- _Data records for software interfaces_
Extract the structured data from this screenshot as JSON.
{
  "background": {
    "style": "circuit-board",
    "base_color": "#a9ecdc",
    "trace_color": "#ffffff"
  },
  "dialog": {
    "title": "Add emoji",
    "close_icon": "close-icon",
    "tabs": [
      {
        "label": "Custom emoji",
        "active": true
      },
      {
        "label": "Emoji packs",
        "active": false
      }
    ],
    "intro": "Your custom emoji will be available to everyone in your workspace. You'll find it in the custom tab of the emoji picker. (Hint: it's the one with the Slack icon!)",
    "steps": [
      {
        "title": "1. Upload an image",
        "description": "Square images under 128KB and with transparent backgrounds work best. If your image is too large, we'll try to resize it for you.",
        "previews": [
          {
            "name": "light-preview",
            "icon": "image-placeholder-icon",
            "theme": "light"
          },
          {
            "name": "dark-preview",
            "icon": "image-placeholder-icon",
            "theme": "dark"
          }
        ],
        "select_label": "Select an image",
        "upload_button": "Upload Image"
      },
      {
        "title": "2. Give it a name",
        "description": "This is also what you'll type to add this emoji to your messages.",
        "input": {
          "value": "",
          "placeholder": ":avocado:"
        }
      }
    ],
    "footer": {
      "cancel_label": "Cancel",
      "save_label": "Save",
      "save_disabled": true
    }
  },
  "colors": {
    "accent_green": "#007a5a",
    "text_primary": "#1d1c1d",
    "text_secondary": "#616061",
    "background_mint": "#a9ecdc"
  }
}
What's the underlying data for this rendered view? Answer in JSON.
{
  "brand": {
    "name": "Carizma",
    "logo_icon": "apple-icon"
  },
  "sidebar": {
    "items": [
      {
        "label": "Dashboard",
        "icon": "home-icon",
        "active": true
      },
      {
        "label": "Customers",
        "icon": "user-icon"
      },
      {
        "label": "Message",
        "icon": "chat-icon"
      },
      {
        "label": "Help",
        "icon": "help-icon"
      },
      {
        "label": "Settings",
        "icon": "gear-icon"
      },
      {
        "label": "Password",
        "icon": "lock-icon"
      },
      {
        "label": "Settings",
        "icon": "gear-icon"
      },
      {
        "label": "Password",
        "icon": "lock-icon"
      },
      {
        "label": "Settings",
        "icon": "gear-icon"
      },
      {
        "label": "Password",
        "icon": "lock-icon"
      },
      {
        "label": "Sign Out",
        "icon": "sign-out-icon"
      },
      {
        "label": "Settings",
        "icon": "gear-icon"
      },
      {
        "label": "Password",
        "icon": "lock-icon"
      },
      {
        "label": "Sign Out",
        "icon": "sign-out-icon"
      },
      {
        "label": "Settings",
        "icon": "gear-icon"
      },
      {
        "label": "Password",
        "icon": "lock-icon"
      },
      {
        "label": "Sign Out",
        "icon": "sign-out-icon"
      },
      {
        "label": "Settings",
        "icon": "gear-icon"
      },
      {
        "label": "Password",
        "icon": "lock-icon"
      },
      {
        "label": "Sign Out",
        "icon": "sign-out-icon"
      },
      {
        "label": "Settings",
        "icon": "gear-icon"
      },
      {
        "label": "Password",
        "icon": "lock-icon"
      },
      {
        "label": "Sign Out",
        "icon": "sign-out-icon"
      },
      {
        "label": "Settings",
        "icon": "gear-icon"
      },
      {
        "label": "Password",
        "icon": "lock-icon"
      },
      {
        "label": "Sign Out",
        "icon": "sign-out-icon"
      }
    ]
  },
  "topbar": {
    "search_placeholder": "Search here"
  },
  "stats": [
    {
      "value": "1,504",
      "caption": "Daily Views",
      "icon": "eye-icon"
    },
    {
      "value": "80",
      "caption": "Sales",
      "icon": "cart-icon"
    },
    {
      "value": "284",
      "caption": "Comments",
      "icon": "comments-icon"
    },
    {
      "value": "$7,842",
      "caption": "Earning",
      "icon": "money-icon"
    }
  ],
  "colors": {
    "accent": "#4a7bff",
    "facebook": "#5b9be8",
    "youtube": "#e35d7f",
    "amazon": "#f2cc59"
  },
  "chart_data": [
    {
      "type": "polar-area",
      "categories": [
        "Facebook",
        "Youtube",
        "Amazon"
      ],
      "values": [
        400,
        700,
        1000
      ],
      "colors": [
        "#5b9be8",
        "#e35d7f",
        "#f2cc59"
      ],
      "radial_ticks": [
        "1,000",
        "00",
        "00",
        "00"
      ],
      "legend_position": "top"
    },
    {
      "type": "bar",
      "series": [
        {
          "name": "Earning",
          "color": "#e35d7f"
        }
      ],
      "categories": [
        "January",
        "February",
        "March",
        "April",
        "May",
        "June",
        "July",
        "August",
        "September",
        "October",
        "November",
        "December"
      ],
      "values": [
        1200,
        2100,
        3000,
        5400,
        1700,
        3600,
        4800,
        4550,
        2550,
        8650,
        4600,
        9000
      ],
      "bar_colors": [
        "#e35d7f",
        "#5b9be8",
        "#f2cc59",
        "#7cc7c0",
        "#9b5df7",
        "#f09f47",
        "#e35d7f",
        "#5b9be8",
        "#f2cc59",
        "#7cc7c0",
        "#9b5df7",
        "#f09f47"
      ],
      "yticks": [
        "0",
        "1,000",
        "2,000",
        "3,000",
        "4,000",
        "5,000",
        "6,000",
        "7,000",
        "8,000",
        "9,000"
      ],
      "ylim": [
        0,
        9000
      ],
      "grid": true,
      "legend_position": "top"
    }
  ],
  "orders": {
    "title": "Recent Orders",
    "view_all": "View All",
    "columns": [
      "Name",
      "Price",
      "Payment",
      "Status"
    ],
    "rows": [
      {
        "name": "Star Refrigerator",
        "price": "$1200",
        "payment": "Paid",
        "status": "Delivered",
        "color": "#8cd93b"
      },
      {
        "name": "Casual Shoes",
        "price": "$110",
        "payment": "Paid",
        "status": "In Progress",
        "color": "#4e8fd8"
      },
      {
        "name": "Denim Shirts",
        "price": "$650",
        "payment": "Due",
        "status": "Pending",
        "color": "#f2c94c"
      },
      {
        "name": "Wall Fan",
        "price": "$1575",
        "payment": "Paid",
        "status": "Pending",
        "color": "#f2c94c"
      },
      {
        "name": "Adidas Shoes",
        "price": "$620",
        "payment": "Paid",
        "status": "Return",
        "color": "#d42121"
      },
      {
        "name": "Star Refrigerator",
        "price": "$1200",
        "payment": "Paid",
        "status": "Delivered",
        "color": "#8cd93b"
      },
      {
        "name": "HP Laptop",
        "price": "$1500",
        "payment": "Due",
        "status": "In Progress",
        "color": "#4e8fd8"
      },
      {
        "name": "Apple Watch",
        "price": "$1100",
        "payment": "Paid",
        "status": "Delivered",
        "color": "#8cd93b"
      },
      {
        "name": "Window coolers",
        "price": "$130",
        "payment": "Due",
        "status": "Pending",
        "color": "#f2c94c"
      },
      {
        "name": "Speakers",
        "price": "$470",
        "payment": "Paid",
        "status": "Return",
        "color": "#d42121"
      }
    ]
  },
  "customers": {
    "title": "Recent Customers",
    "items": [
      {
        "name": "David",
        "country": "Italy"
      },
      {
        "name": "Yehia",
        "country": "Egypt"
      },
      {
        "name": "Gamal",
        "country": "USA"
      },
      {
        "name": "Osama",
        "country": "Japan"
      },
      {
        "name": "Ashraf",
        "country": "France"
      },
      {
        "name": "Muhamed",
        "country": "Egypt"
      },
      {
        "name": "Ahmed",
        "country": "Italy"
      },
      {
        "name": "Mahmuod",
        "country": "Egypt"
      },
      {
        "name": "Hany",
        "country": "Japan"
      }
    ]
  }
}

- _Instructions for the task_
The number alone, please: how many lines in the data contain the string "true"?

- _Solution to this exercise_
4